‘Misinformation’ over recovery program feeds concerns at YMCA
While touted as meeting a community need, and the first partnership of its kind in the country, the YMCA’s program dealing with substance abuse recovery has troubled some members of the Kent County Y – to the point where they have dropped their membership.
In partnership with the Providence Center, an Anchor Recovery Community Center was opened at a house that the Y owns on Centerville Road. The house had been used for administrative offices until renovations and an expansion of its building were completed.
Under the program, when a “Y navigator” determines those individuals undergoing recovery are ready, they can become members of the Y and gain access to the range of health and fitness programs available. According to Paula Jacobson, director of the Kent Y, five or six from the Anchor program undergo counseling in a session. About 25 are enrolled in the program. Anchor’s primary center, which opened in 2010, is in Pawtucket. The Centerville Road house is listed as Anchor II.

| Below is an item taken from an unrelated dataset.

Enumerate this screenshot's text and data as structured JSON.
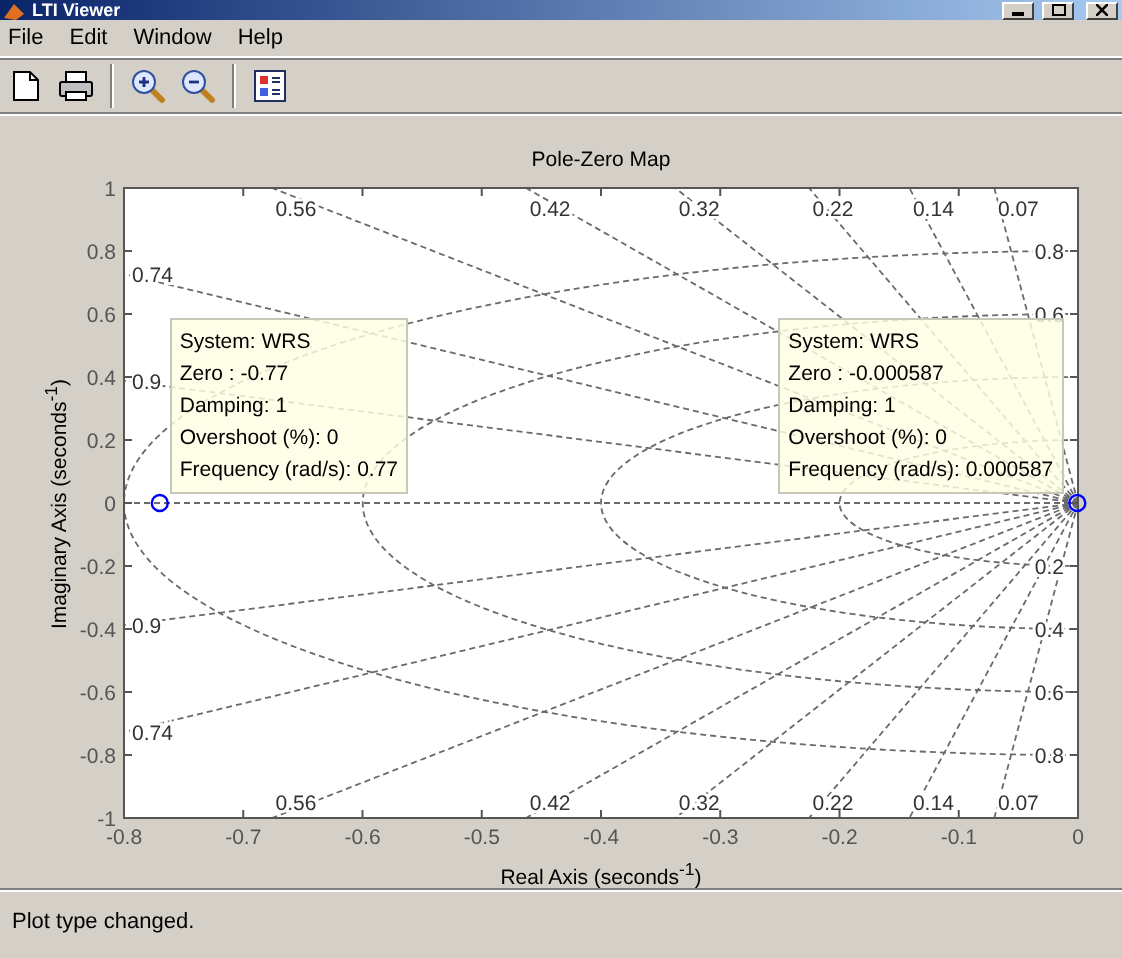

James Berson, president and CEO of the YMCA of Greater Providence, described Anchor II yesterday as a “pilot program” and a “model” that is “very different” from the Anchor I program in Pawtucket.
“We want to see how it works for people in Warwick and surrounding communities,” he said.
However, the melding of the two programs, which some members say they had no knowledge of, flared last week after Anchor posted a picture on its website showing some in the program seated in the Champlin building on the Y campus. Behind them were paintings and drawings done by the children of Y members.
“This is like our sacred place to go,” Tina Fontaine said of the Champlin building that houses the Y’s Wise Owl programs for kids.
The mother of children in the program, Fontaine said, “I don’t know why the Y should think this is a good partnership when they have so much going on with kids and family.”
The picture has since been removed from the website.
Questions as to whether convicted felons were enrolled in the Anchor program and an incident where one of the program attendees was asked to leave the Y premises fueled fears that child safety could be compromised. Rumors circulated. In response, the Y conducted a series of general membership meetings last week to address concerns and outline the program.
“There was a lot of misinformation,” said Jacobson.
She said a member of the program was asked to leave, after he continually used abusive language. She said that background checks are performed for the program. She also said no pictures of Y children have been posted on the Providence Center website and people in the program are not living in the Centerville Road house.
“No one is saying we don’t want to support those who are recovering,” said member Ryan O’Grady. However, he said the Y could have done a better job of informing its members.
He said he had heard the Y was running a halfway house and giving tenants access to Y facilities. “And they expect us to just send our children there and just trust them?”
Jacobson said members were informed of the program through the Y’s “constant contact” digital newsletter on Feb. 14. There were also news releases about the program and an “open house” to talk about the Y’s collaboration with the Providence Center.
She said the Y’s role is to meet the physical fitness needs of program participants. She said clinical support is provided through a recovery coach.
She said the Y aims to maintain an environment that is “as safe and secure as we can.”
Nonetheless, some members were so troubled that they dropped their membership. Jacobson said two or three families have left.
According to the Anchor website:
“The Anchor is also engaged in community building and supporting development of a culture of recovery in Rhode Island … Our culture of recovery is based on abstinence, and the fact that people can live happy, healthy and fulfilling lives without using drugs or alcohol. Our community center has become the hub of a community of recovery in Rhode Island.
“Our emphasis isn’t just on community building, but strengthening the bonds between family members that have been weakened by years of drug and alcohol use. All of our events are family-friendly, and most feature several children’s activities.”